Are your symptoms from a cold or an allergy?
An allergy is an abnormal reaction or increased sensitivity to certain substances or “allergens.” The allergic individual experiences symptoms when exposed to these substances which are harmless to non-allergic people. While both colds and certain allergies share common symptoms, a cold is caused by a virus and an allergy is triggered by an allergen.
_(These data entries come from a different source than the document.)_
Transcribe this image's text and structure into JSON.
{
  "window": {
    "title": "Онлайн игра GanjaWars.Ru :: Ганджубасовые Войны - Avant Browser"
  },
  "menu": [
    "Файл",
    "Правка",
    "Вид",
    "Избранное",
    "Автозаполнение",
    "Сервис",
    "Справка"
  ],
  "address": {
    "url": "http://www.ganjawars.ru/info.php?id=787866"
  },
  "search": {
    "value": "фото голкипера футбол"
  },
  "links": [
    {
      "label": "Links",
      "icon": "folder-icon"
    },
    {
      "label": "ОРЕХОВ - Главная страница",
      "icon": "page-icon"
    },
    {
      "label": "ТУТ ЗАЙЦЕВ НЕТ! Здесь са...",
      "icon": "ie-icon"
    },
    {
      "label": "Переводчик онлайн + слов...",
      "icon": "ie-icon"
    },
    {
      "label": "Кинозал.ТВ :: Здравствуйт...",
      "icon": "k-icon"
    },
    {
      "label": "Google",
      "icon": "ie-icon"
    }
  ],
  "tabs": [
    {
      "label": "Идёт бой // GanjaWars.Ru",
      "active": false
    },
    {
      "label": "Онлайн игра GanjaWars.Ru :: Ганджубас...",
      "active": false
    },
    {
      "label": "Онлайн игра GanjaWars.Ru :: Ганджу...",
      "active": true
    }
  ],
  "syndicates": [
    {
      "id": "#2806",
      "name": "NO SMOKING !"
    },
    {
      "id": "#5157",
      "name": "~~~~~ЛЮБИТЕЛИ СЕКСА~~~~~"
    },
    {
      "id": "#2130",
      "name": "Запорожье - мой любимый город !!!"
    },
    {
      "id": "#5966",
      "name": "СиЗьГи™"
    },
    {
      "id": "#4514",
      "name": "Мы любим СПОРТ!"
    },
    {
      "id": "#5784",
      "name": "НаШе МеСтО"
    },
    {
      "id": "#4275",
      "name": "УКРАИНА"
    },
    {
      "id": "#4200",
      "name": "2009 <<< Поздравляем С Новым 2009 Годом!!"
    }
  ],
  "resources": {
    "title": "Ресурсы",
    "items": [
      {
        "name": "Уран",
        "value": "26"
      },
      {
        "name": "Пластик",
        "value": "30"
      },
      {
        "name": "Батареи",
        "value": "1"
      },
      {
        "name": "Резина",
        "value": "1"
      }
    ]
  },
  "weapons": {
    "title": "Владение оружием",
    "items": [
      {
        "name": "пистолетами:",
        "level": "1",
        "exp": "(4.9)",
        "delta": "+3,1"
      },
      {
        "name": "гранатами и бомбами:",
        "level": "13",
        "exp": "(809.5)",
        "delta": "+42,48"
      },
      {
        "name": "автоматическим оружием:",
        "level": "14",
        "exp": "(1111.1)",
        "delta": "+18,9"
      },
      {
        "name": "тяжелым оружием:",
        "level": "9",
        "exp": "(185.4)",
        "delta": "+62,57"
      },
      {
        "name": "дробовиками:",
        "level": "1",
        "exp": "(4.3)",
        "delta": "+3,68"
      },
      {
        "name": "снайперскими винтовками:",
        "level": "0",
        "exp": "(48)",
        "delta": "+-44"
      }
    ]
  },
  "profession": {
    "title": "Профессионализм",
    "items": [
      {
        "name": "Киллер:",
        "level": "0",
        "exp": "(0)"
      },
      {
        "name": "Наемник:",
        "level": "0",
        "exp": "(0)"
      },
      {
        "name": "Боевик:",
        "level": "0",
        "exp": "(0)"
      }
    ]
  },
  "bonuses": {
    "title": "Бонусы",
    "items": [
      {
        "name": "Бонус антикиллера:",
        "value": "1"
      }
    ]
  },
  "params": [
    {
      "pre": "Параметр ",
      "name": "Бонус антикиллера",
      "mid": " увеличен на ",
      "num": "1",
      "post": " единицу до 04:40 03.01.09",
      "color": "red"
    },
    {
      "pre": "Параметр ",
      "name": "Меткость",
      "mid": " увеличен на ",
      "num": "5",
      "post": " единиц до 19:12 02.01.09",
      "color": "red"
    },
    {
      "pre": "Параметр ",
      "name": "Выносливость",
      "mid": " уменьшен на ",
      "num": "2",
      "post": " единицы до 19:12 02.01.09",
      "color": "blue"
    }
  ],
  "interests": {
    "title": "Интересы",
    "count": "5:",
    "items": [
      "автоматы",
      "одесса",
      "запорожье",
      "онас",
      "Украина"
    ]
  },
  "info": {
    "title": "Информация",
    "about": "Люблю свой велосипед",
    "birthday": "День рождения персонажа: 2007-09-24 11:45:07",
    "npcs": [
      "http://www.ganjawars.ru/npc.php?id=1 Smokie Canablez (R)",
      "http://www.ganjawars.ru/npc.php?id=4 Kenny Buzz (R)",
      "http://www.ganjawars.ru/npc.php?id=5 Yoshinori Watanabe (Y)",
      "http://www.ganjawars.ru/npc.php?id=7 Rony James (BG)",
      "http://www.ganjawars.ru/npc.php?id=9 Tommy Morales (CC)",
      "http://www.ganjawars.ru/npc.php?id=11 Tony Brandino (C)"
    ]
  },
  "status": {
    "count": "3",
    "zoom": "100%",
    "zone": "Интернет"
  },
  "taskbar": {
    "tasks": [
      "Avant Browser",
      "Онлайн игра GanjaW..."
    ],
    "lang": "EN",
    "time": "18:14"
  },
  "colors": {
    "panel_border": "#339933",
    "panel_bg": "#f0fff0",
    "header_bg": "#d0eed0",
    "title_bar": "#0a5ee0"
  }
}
Many people who suffer from allergic rhinitis or “hay fever” think that they have colds, when in fact substances in their environment are to blame.
Allergic rhinitis results from an inflammation and irritation of the lining of the nose in response to an allergen.
A cold is frequently accompanied by other symptoms such as sore throat and cough and only lasts 3-5 days, whereas allergic rhinitis tends to come and go and recur during the same season each year.
Common allergy symptoms are: sneezing, runny nose, red, watery or itchy eyes, eye discharge, chronic post nasal drip, congestion, headaches, chronic sinus infections, itchy skin, hives, and ear pain.
Do you experience one or more of these symptoms. How often do you have allergy symptoms? Is it several months of the year or just on a rare occasion? Is it seasonal (trees in the spring, weeds in the fall) or year round (mold, animals, cockroach, dust and dust mites)? Allergies are quite common. According to the American Academy of Allergy and Immunology, one out of every six Americans suffers from an allergic condition. More than 35 million Americans suffer from seasonal allergic rhinitis.
The best method for determining if you suffer from allergies and what allergens trigger your symptoms is allergy skin testing. With the results of this test, your physician can confirm the severity of your allergies and formulate a treatment plan.